Tuesday, August 26, 2014

Painting of the Day — "Nightflowers"

"Nightflowers" 10" x 14" watercolor
Copyright Sara Light-Waller, 2014
Recently I began experimenting with color triads in watermedia. Color triads are three colors spaced evenly around a 12-color wheel.

Although "Nightflowers" is painted using the same three colors as the previous, 'Sunflowers" — Cadmium Orange, Phthalo Turquoise, and Magenta (which is close to Quinacridone Magenta) the effect is entirely different.

Beyond gaining a better understanding of how to use color triads, I had another goal for this painting. I wanted to simulate a common color scheme used by Golden-Age illustrator Edmund Dulac (1882 – 1953). His night and undersea scenes have a particular green-ish tone that I wanted to understand better. 
Illustration by Edmund Dulac

I think I got pretty close to it with "Nightflowers." Clearly, Dulac was using color triads in at least some of his paintings. Such a tricky boots! ;-)

Thursday, August 14, 2014

Paintings of the week

I finished two new watercolor paintings this week. Both are painted on rough watercolor paper with a limited palette including three analogous colors and their complements. "Winter Branches" is highlighted with white casein.

"Winter Branches" 9" x 11"
Copyright, Sara Light-Waller, 2014

"Park Deer" 9 1/4" x 7 3/4"
Copyright, Sara Light-Waller, 2014

Tuesday, August 12, 2014

Me and Edmund Dulac

Illustration from "Beauty and the Beast" by Edmund Dulac

I have long been an admirer of French illustrator, Edmund Dulac (1882 –1953). Dulac is one of the premier children’s book illustrators of the Golden Age. Some time ago I theorized his palette (Analyzing the color choices of Edmund Dulac) based on colors he used in his paintings.
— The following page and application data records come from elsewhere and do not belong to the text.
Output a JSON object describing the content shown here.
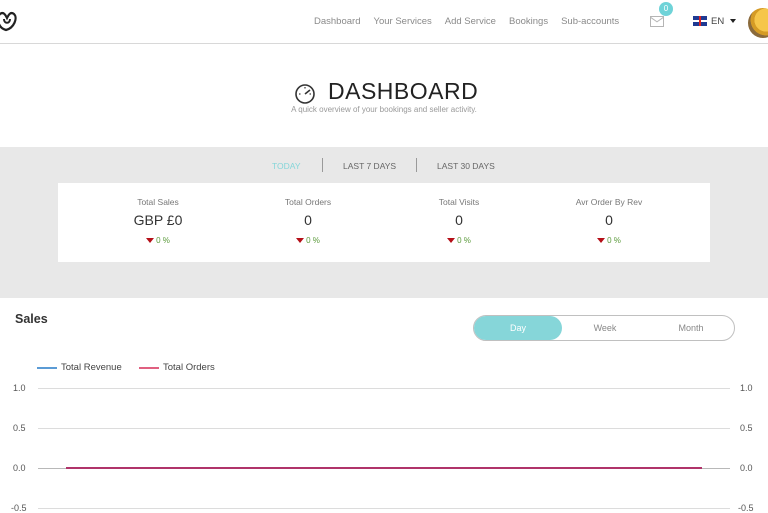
{
  "nav": {
    "links": [
      "Dashboard",
      "Your Services",
      "Add Service",
      "Bookings",
      "Sub-accounts"
    ],
    "mail_badge": "0",
    "language": "EN"
  },
  "header": {
    "title": "DASHBOARD",
    "subtitle": "A quick overview of your bookings and seller activity."
  },
  "periods": [
    {
      "label": "TODAY",
      "active": true
    },
    {
      "label": "LAST 7 DAYS",
      "active": false
    },
    {
      "label": "LAST 30 DAYS",
      "active": false
    }
  ],
  "stats": [
    {
      "label": "Total Sales",
      "value": "GBP £0",
      "change": "0 %"
    },
    {
      "label": "Total Orders",
      "value": "0",
      "change": "0 %"
    },
    {
      "label": "Total Visits",
      "value": "0",
      "change": "0 %"
    },
    {
      "label": "Avr Order By Rev",
      "value": "0",
      "change": "0 %"
    }
  ],
  "sales": {
    "title": "Sales",
    "toggle": [
      {
        "label": "Day",
        "active": true
      },
      {
        "label": "Week",
        "active": false
      },
      {
        "label": "Month",
        "active": false
      }
    ]
  },
  "colors": {
    "accent": "#86d6d9",
    "revenue": "#5b9bd5",
    "orders": "#e06080",
    "decline": "#b50f18"
  },
  "chart_data": {
    "type": "line",
    "series": [
      {
        "name": "Total Revenue",
        "values": [
          0
        ]
      },
      {
        "name": "Total Orders",
        "values": [
          0
        ]
      }
    ],
    "y_ticks_left": [
      "1.0",
      "0.5",
      "0.0",
      "-0.5"
    ],
    "y_ticks_right": [
      "1.0",
      "0.5",
      "0.0",
      "-0.5"
    ],
    "ylim": [
      -0.5,
      1.0
    ],
    "legend": "top-left",
    "grid": true
  }
}
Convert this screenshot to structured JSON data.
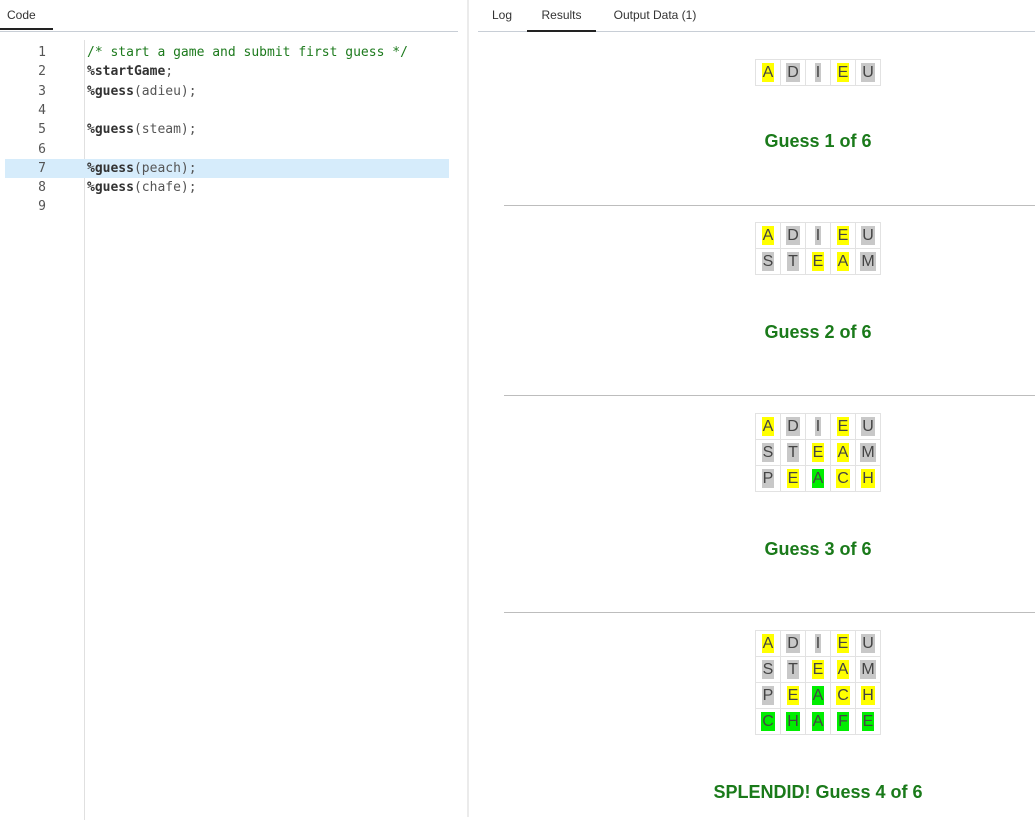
{
  "code_panel": {
    "tab_label": "Code",
    "active_line": 7,
    "lines": [
      {
        "num": "1",
        "comment": "/* start a game and submit first guess */",
        "keyword": "",
        "rest": ""
      },
      {
        "num": "2",
        "comment": "",
        "keyword": "%startGame",
        "rest": ";"
      },
      {
        "num": "3",
        "comment": "",
        "keyword": "%guess",
        "rest": "(adieu);"
      },
      {
        "num": "4",
        "comment": "",
        "keyword": "",
        "rest": ""
      },
      {
        "num": "5",
        "comment": "",
        "keyword": "%guess",
        "rest": "(steam);"
      },
      {
        "num": "6",
        "comment": "",
        "keyword": "",
        "rest": ""
      },
      {
        "num": "7",
        "comment": "",
        "keyword": "%guess",
        "rest": "(peach);"
      },
      {
        "num": "8",
        "comment": "",
        "keyword": "%guess",
        "rest": "(chafe);"
      },
      {
        "num": "9",
        "comment": "",
        "keyword": "",
        "rest": ""
      }
    ]
  },
  "results_panel": {
    "tabs": [
      {
        "label": "Log",
        "active": false
      },
      {
        "label": "Results",
        "active": true
      },
      {
        "label": "Output Data (1)",
        "active": false
      }
    ],
    "colors": {
      "present": "#ffff00",
      "absent": "#c8c8c8",
      "correct": "#00ee00",
      "title": "#1a7a1a"
    },
    "blocks": [
      {
        "title": "Guess 1 of 6",
        "rows": [
          [
            {
              "l": "A",
              "s": "present"
            },
            {
              "l": "D",
              "s": "absent"
            },
            {
              "l": "I",
              "s": "absent"
            },
            {
              "l": "E",
              "s": "present"
            },
            {
              "l": "U",
              "s": "absent"
            }
          ]
        ]
      },
      {
        "title": "Guess 2 of 6",
        "rows": [
          [
            {
              "l": "A",
              "s": "present"
            },
            {
              "l": "D",
              "s": "absent"
            },
            {
              "l": "I",
              "s": "absent"
            },
            {
              "l": "E",
              "s": "present"
            },
            {
              "l": "U",
              "s": "absent"
            }
          ],
          [
            {
              "l": "S",
              "s": "absent"
            },
            {
              "l": "T",
              "s": "absent"
            },
            {
              "l": "E",
              "s": "present"
            },
            {
              "l": "A",
              "s": "present"
            },
            {
              "l": "M",
              "s": "absent"
            }
          ]
        ]
      },
      {
        "title": "Guess 3 of 6",
        "rows": [
          [
            {
              "l": "A",
              "s": "present"
            },
            {
              "l": "D",
              "s": "absent"
            },
            {
              "l": "I",
              "s": "absent"
            },
            {
              "l": "E",
              "s": "present"
            },
            {
              "l": "U",
              "s": "absent"
            }
          ],
          [
            {
              "l": "S",
              "s": "absent"
            },
            {
              "l": "T",
              "s": "absent"
            },
            {
              "l": "E",
              "s": "present"
            },
            {
              "l": "A",
              "s": "present"
            },
            {
              "l": "M",
              "s": "absent"
            }
          ],
          [
            {
              "l": "P",
              "s": "absent"
            },
            {
              "l": "E",
              "s": "present"
            },
            {
              "l": "A",
              "s": "correct"
            },
            {
              "l": "C",
              "s": "present"
            },
            {
              "l": "H",
              "s": "present"
            }
          ]
        ]
      },
      {
        "title": "SPLENDID! Guess 4 of 6",
        "rows": [
          [
            {
              "l": "A",
              "s": "present"
            },
            {
              "l": "D",
              "s": "absent"
            },
            {
              "l": "I",
              "s": "absent"
            },
            {
              "l": "E",
              "s": "present"
            },
            {
              "l": "U",
              "s": "absent"
            }
          ],
          [
            {
              "l": "S",
              "s": "absent"
            },
            {
              "l": "T",
              "s": "absent"
            },
            {
              "l": "E",
              "s": "present"
            },
            {
              "l": "A",
              "s": "present"
            },
            {
              "l": "M",
              "s": "absent"
            }
          ],
          [
            {
              "l": "P",
              "s": "absent"
            },
            {
              "l": "E",
              "s": "present"
            },
            {
              "l": "A",
              "s": "correct"
            },
            {
              "l": "C",
              "s": "present"
            },
            {
              "l": "H",
              "s": "present"
            }
          ],
          [
            {
              "l": "C",
              "s": "correct"
            },
            {
              "l": "H",
              "s": "correct"
            },
            {
              "l": "A",
              "s": "correct"
            },
            {
              "l": "F",
              "s": "correct"
            },
            {
              "l": "E",
              "s": "correct"
            }
          ]
        ]
      }
    ]
  }
}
However, when I tried to reproduce his works I had only partial success. There was something he was doing with color that continued to elude me.
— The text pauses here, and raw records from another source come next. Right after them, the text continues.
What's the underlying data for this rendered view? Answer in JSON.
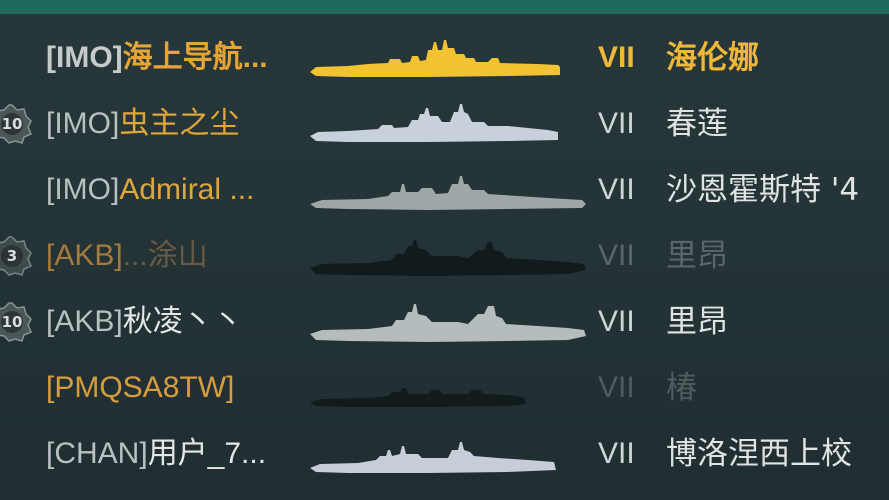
{
  "players": [
    {
      "level": "",
      "clan": "[IMO]",
      "name": "海上导航...",
      "tier": "VII",
      "ship": "海伦娜",
      "ship_color": "#f1c232",
      "status": "self"
    },
    {
      "level": "10",
      "clan": "[IMO]",
      "name": "虫主之尘",
      "tier": "VII",
      "ship": "春莲",
      "ship_color": "#c8d0dc",
      "status": "alive"
    },
    {
      "level": "",
      "clan": "[IMO]",
      "name": "Admiral ...",
      "tier": "VII",
      "ship": "沙恩霍斯特 '4",
      "ship_color": "#9ea6a8",
      "status": "alive"
    },
    {
      "level": "3",
      "clan": "[AKB]",
      "name": "...涂山",
      "tier": "VII",
      "ship": "里昂",
      "ship_color": "#111a1c",
      "status": "dead"
    },
    {
      "level": "10",
      "clan": "[AKB]",
      "name": "秋凌丶丶",
      "tier": "VII",
      "ship": "里昂",
      "ship_color": "#b4bcbe",
      "status": "alive"
    },
    {
      "level": "",
      "clan": "[PMQSA8TW]",
      "name": "",
      "tier": "VII",
      "ship": "椿",
      "ship_color": "#111a1c",
      "status": "dead"
    },
    {
      "level": "",
      "clan": "[CHAN]",
      "name": "用户_7...",
      "tier": "VII",
      "ship": "博洛涅西上校",
      "ship_color": "#c6ccd8",
      "status": "alive"
    }
  ],
  "colors": {
    "self": "#f1c232",
    "ally_name": "#e0a63a",
    "dead": "#5a6668"
  }
}
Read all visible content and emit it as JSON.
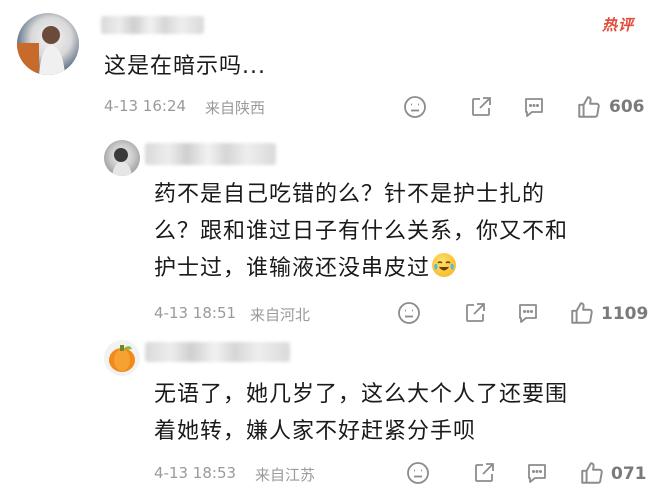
{
  "badge": {
    "hot_label": "热评"
  },
  "comments": [
    {
      "text_lines": [
        "这是在暗示吗..."
      ],
      "time": "4-13 16:24",
      "location": "来自陕西",
      "likes": "606"
    },
    {
      "text_lines": [
        "药不是自己吃错的么？针不是护士扎的",
        "么？跟和谁过日子有什么关系，你又不和",
        "护士过，谁输液还没串皮过"
      ],
      "emoji": "laugh-cry-emoji",
      "time": "4-13 18:51",
      "location": "来自河北",
      "likes": "1109"
    },
    {
      "text_lines": [
        "无语了，她几岁了，这么大个人了还要围",
        "着她转，嫌人家不好赶紧分手呗"
      ],
      "time": "4-13 18:53",
      "location": "来自江苏",
      "likes": "071"
    }
  ],
  "icons": [
    "emoji-icon",
    "share-icon",
    "comment-icon",
    "thumbs-up-icon"
  ],
  "colors": {
    "hot": "#e24a3b",
    "meta": "#9a9a9a",
    "text": "#1a1a1a"
  }
}
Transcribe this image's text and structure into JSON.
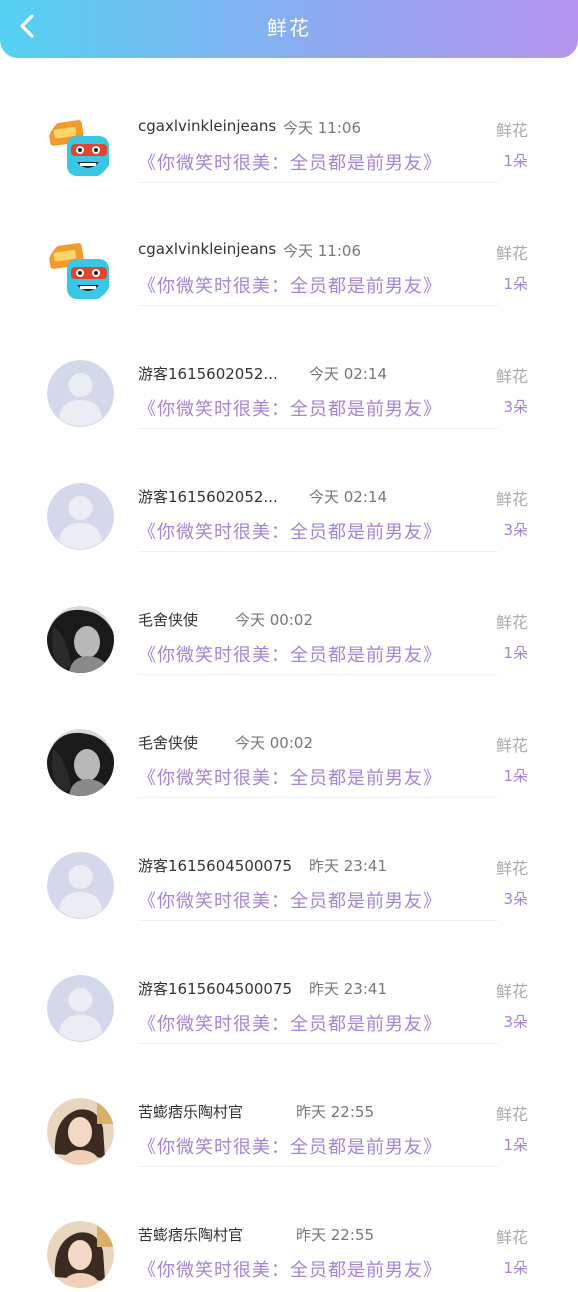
{
  "header": {
    "title": "鲜花",
    "back_icon": "chevron-left-icon"
  },
  "colors": {
    "accent_purple": "#a684d6",
    "header_start": "#53d1f2",
    "header_end": "#b595ee"
  },
  "records": [
    {
      "user": "cgaxlvinkleinjeans",
      "time": "今天 11:06",
      "book": "《你微笑时很美：全员都是前男友》",
      "gift": "鲜花",
      "count": "1朵",
      "avatar": "cartoon-avatar"
    },
    {
      "user": "cgaxlvinkleinjeans",
      "time": "今天 11:06",
      "book": "《你微笑时很美：全员都是前男友》",
      "gift": "鲜花",
      "count": "1朵",
      "avatar": "cartoon-avatar"
    },
    {
      "user": "游客1615602052...",
      "time": "今天 02:14",
      "book": "《你微笑时很美：全员都是前男友》",
      "gift": "鲜花",
      "count": "3朵",
      "avatar": "default-avatar"
    },
    {
      "user": "游客1615602052...",
      "time": "今天 02:14",
      "book": "《你微笑时很美：全员都是前男友》",
      "gift": "鲜花",
      "count": "3朵",
      "avatar": "default-avatar"
    },
    {
      "user": "毛舍侠使",
      "time": "今天 00:02",
      "book": "《你微笑时很美：全员都是前男友》",
      "gift": "鲜花",
      "count": "1朵",
      "avatar": "photo-avatar-dark"
    },
    {
      "user": "毛舍侠使",
      "time": "今天 00:02",
      "book": "《你微笑时很美：全员都是前男友》",
      "gift": "鲜花",
      "count": "1朵",
      "avatar": "photo-avatar-dark"
    },
    {
      "user": "游客1615604500075",
      "time": "昨天 23:41",
      "book": "《你微笑时很美：全员都是前男友》",
      "gift": "鲜花",
      "count": "3朵",
      "avatar": "default-avatar"
    },
    {
      "user": "游客1615604500075",
      "time": "昨天 23:41",
      "book": "《你微笑时很美：全员都是前男友》",
      "gift": "鲜花",
      "count": "3朵",
      "avatar": "default-avatar"
    },
    {
      "user": "苦蟛痞乐陶村官",
      "time": "昨天 22:55",
      "book": "《你微笑时很美：全员都是前男友》",
      "gift": "鲜花",
      "count": "1朵",
      "avatar": "photo-avatar-girl"
    },
    {
      "user": "苦蟛痞乐陶村官",
      "time": "昨天 22:55",
      "book": "《你微笑时很美：全员都是前男友》",
      "gift": "鲜花",
      "count": "1朵",
      "avatar": "photo-avatar-girl"
    }
  ]
}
Today, while studying trios of analogous colors and their complements, I think I finally figured it out. Dulac appears to be using analogous colors in duos or triplets (and their complements) in his paintings. Generally, he only used one or two full intensity colors (commonly blue-violet or dark cadmium red) to highlight otherwise neutralized paintings. The full intensity colors stood out like beacons, enlivening the subtle colors in the rest of his neutralized color scheme.
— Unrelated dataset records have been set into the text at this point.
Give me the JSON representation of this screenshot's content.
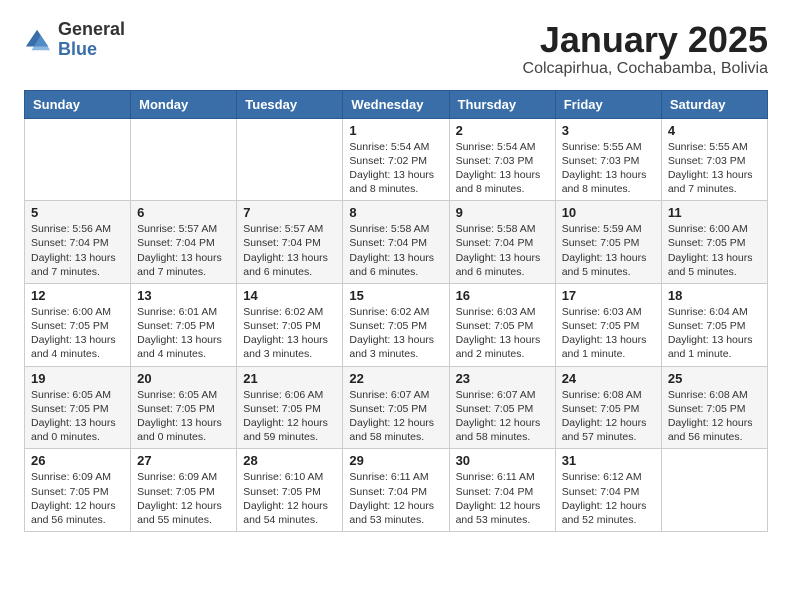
{
  "logo": {
    "general": "General",
    "blue": "Blue"
  },
  "header": {
    "month": "January 2025",
    "location": "Colcapirhua, Cochabamba, Bolivia"
  },
  "days_of_week": [
    "Sunday",
    "Monday",
    "Tuesday",
    "Wednesday",
    "Thursday",
    "Friday",
    "Saturday"
  ],
  "weeks": [
    [
      {
        "day": "",
        "info": ""
      },
      {
        "day": "",
        "info": ""
      },
      {
        "day": "",
        "info": ""
      },
      {
        "day": "1",
        "info": "Sunrise: 5:54 AM\nSunset: 7:02 PM\nDaylight: 13 hours\nand 8 minutes."
      },
      {
        "day": "2",
        "info": "Sunrise: 5:54 AM\nSunset: 7:03 PM\nDaylight: 13 hours\nand 8 minutes."
      },
      {
        "day": "3",
        "info": "Sunrise: 5:55 AM\nSunset: 7:03 PM\nDaylight: 13 hours\nand 8 minutes."
      },
      {
        "day": "4",
        "info": "Sunrise: 5:55 AM\nSunset: 7:03 PM\nDaylight: 13 hours\nand 7 minutes."
      }
    ],
    [
      {
        "day": "5",
        "info": "Sunrise: 5:56 AM\nSunset: 7:04 PM\nDaylight: 13 hours\nand 7 minutes."
      },
      {
        "day": "6",
        "info": "Sunrise: 5:57 AM\nSunset: 7:04 PM\nDaylight: 13 hours\nand 7 minutes."
      },
      {
        "day": "7",
        "info": "Sunrise: 5:57 AM\nSunset: 7:04 PM\nDaylight: 13 hours\nand 6 minutes."
      },
      {
        "day": "8",
        "info": "Sunrise: 5:58 AM\nSunset: 7:04 PM\nDaylight: 13 hours\nand 6 minutes."
      },
      {
        "day": "9",
        "info": "Sunrise: 5:58 AM\nSunset: 7:04 PM\nDaylight: 13 hours\nand 6 minutes."
      },
      {
        "day": "10",
        "info": "Sunrise: 5:59 AM\nSunset: 7:05 PM\nDaylight: 13 hours\nand 5 minutes."
      },
      {
        "day": "11",
        "info": "Sunrise: 6:00 AM\nSunset: 7:05 PM\nDaylight: 13 hours\nand 5 minutes."
      }
    ],
    [
      {
        "day": "12",
        "info": "Sunrise: 6:00 AM\nSunset: 7:05 PM\nDaylight: 13 hours\nand 4 minutes."
      },
      {
        "day": "13",
        "info": "Sunrise: 6:01 AM\nSunset: 7:05 PM\nDaylight: 13 hours\nand 4 minutes."
      },
      {
        "day": "14",
        "info": "Sunrise: 6:02 AM\nSunset: 7:05 PM\nDaylight: 13 hours\nand 3 minutes."
      },
      {
        "day": "15",
        "info": "Sunrise: 6:02 AM\nSunset: 7:05 PM\nDaylight: 13 hours\nand 3 minutes."
      },
      {
        "day": "16",
        "info": "Sunrise: 6:03 AM\nSunset: 7:05 PM\nDaylight: 13 hours\nand 2 minutes."
      },
      {
        "day": "17",
        "info": "Sunrise: 6:03 AM\nSunset: 7:05 PM\nDaylight: 13 hours\nand 1 minute."
      },
      {
        "day": "18",
        "info": "Sunrise: 6:04 AM\nSunset: 7:05 PM\nDaylight: 13 hours\nand 1 minute."
      }
    ],
    [
      {
        "day": "19",
        "info": "Sunrise: 6:05 AM\nSunset: 7:05 PM\nDaylight: 13 hours\nand 0 minutes."
      },
      {
        "day": "20",
        "info": "Sunrise: 6:05 AM\nSunset: 7:05 PM\nDaylight: 13 hours\nand 0 minutes."
      },
      {
        "day": "21",
        "info": "Sunrise: 6:06 AM\nSunset: 7:05 PM\nDaylight: 12 hours\nand 59 minutes."
      },
      {
        "day": "22",
        "info": "Sunrise: 6:07 AM\nSunset: 7:05 PM\nDaylight: 12 hours\nand 58 minutes."
      },
      {
        "day": "23",
        "info": "Sunrise: 6:07 AM\nSunset: 7:05 PM\nDaylight: 12 hours\nand 58 minutes."
      },
      {
        "day": "24",
        "info": "Sunrise: 6:08 AM\nSunset: 7:05 PM\nDaylight: 12 hours\nand 57 minutes."
      },
      {
        "day": "25",
        "info": "Sunrise: 6:08 AM\nSunset: 7:05 PM\nDaylight: 12 hours\nand 56 minutes."
      }
    ],
    [
      {
        "day": "26",
        "info": "Sunrise: 6:09 AM\nSunset: 7:05 PM\nDaylight: 12 hours\nand 56 minutes."
      },
      {
        "day": "27",
        "info": "Sunrise: 6:09 AM\nSunset: 7:05 PM\nDaylight: 12 hours\nand 55 minutes."
      },
      {
        "day": "28",
        "info": "Sunrise: 6:10 AM\nSunset: 7:05 PM\nDaylight: 12 hours\nand 54 minutes."
      },
      {
        "day": "29",
        "info": "Sunrise: 6:11 AM\nSunset: 7:04 PM\nDaylight: 12 hours\nand 53 minutes."
      },
      {
        "day": "30",
        "info": "Sunrise: 6:11 AM\nSunset: 7:04 PM\nDaylight: 12 hours\nand 53 minutes."
      },
      {
        "day": "31",
        "info": "Sunrise: 6:12 AM\nSunset: 7:04 PM\nDaylight: 12 hours\nand 52 minutes."
      },
      {
        "day": "",
        "info": ""
      }
    ]
  ]
}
My watercolor palette showing direct complements

When I made this discovery I was using a limited palette of six watercolors: Magenta (Stephen Quiller), Ultramarine Violet (Stephen Quiller), Ultramarine Blue (M. Graham), Permanent Green Light (Daniel Smith), Azo Yellow (Daniel Smith), and Cadmium Orange (Stephen Quiller). These six colors represent three analogous colors and their matched complements.

[For those who may be interested — my complete color palette (seen above) has twelve colors, those listed above as well as: Pyrol Orange (Daniel Smith), Cadmium Red Light (Stephen Quiller), Quinacridone Rose (M. Graham), Phthalo Blue (Daniel Smith), Phthalo Turquoise (Daniel Smith), and Viridian (M. Graham.) This is the twelve-color palette recommended by Stephen Quiller and I can’t say enough about it. It’s the most effective watercolor palette I’ve ever used, especially for the direct neutralization of complementary colors.] 

Here are two examples by Dulac's work demonstrating common color choices. The colors in both are analogous and the paintings are pretty neutralized (although the originals may have been brighter, I suspect these reproductions aren't too far off), with only the blue (in the first) or red (in the second) highlighted.

Dulac illustration from "The Snow Queen."

Dulac illustration from "Fairies I Have Met."
It’s taken me several months to work this out but I feel quite pleased by the discovery. Armed with this knowledge I think I can reproduce Dulac’s paintings much more effectively. And I'd like to learn from him. He was a master of the art and although long dead, still has plenty to teach me.